### WHAT THIS TASK INVOLVES
Every entry below is to be copied word for word, with its pictures removed.
(DATASET EXTRACT begins)
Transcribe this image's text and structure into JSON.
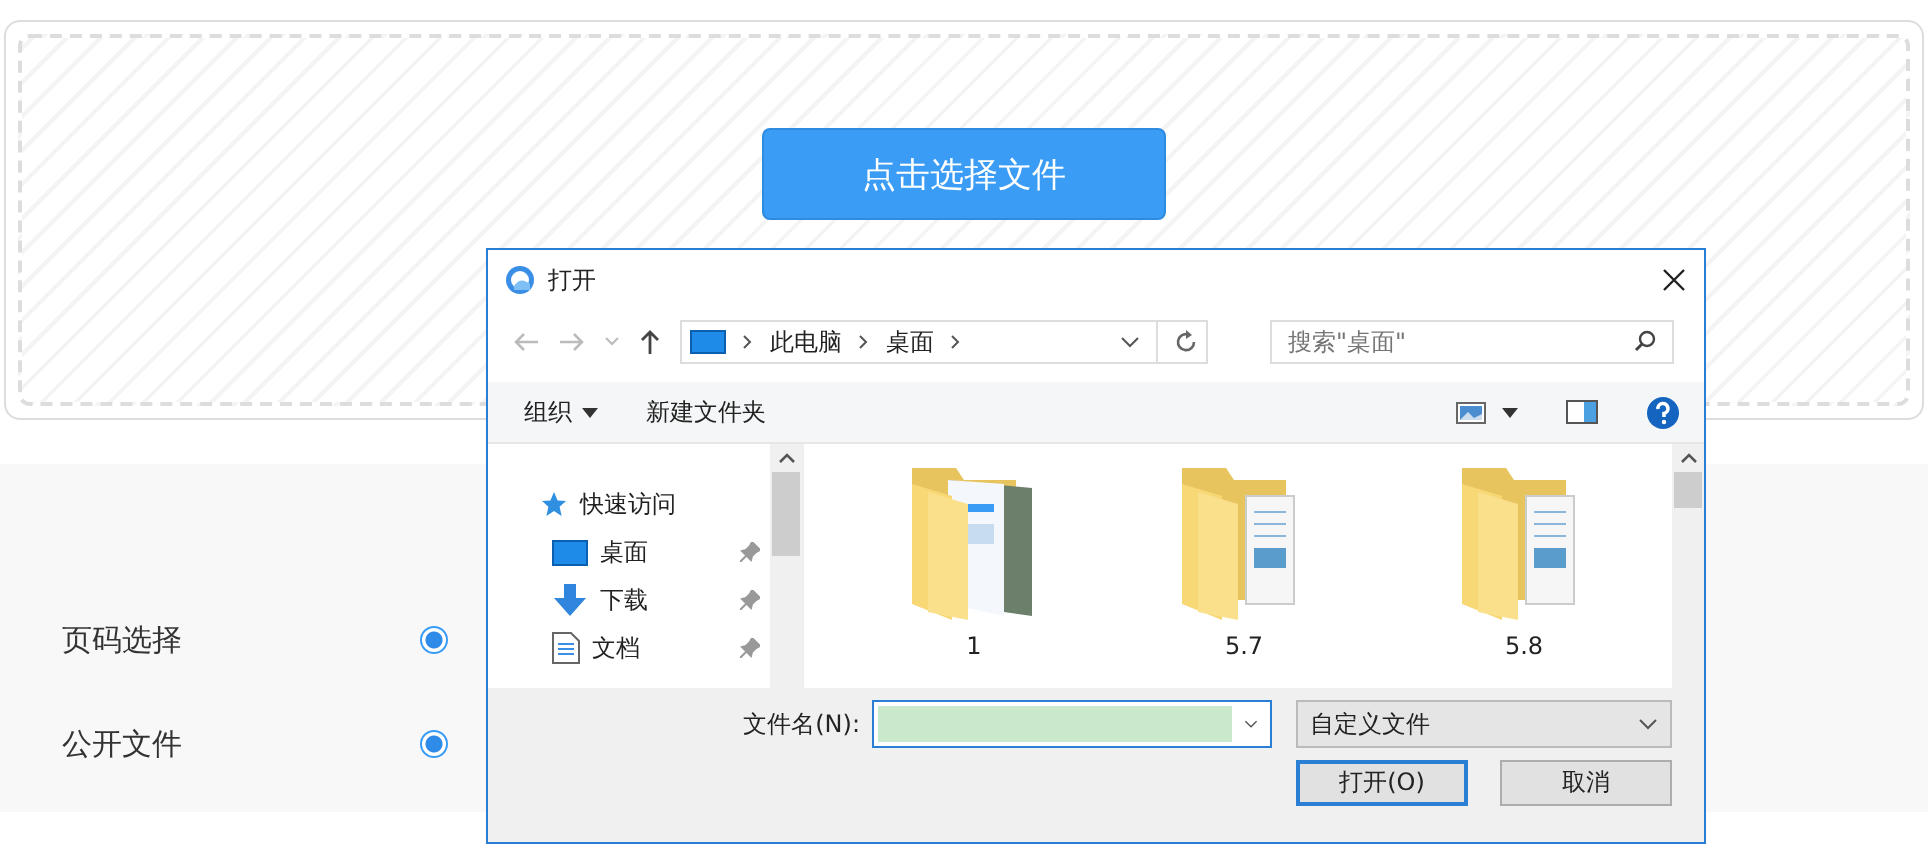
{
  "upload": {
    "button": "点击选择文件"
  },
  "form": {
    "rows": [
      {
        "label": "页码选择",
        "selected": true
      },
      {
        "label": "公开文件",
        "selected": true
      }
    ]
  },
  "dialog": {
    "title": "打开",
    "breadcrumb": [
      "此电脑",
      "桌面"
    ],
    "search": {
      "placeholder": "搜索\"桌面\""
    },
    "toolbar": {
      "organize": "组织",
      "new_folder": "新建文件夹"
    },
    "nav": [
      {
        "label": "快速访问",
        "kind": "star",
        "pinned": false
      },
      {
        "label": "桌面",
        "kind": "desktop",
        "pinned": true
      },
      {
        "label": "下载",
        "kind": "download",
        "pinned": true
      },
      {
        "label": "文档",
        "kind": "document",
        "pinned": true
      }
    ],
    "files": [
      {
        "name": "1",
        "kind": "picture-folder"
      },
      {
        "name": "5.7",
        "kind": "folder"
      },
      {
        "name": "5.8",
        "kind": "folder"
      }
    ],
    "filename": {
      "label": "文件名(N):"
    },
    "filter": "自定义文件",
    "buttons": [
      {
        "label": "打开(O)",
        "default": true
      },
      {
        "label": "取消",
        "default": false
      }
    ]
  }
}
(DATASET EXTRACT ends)
### OUTPUT
Transcribe this image's text and structure into JSON.
{
  "upload": {
    "button": "点击选择文件"
  },
  "form": {
    "rows": [
      {
        "label": "页码选择",
        "selected": true
      },
      {
        "label": "公开文件",
        "selected": true
      }
    ]
  },
  "dialog": {
    "title": "打开",
    "breadcrumb": [
      "此电脑",
      "桌面"
    ],
    "search": {
      "placeholder": "搜索\"桌面\""
    },
    "toolbar": {
      "organize": "组织",
      "new_folder": "新建文件夹"
    },
    "nav": [
      {
        "label": "快速访问",
        "kind": "star",
        "pinned": false
      },
      {
        "label": "桌面",
        "kind": "desktop",
        "pinned": true
      },
      {
        "label": "下载",
        "kind": "download",
        "pinned": true
      },
      {
        "label": "文档",
        "kind": "document",
        "pinned": true
      }
    ],
    "files": [
      {
        "name": "1",
        "kind": "picture-folder"
      },
      {
        "name": "5.7",
        "kind": "folder"
      },
      {
        "name": "5.8",
        "kind": "folder"
      }
    ],
    "filename": {
      "label": "文件名(N):"
    },
    "filter": "自定义文件",
    "buttons": [
      {
        "label": "打开(O)",
        "default": true
      },
      {
        "label": "取消",
        "default": false
      }
    ]
  }
}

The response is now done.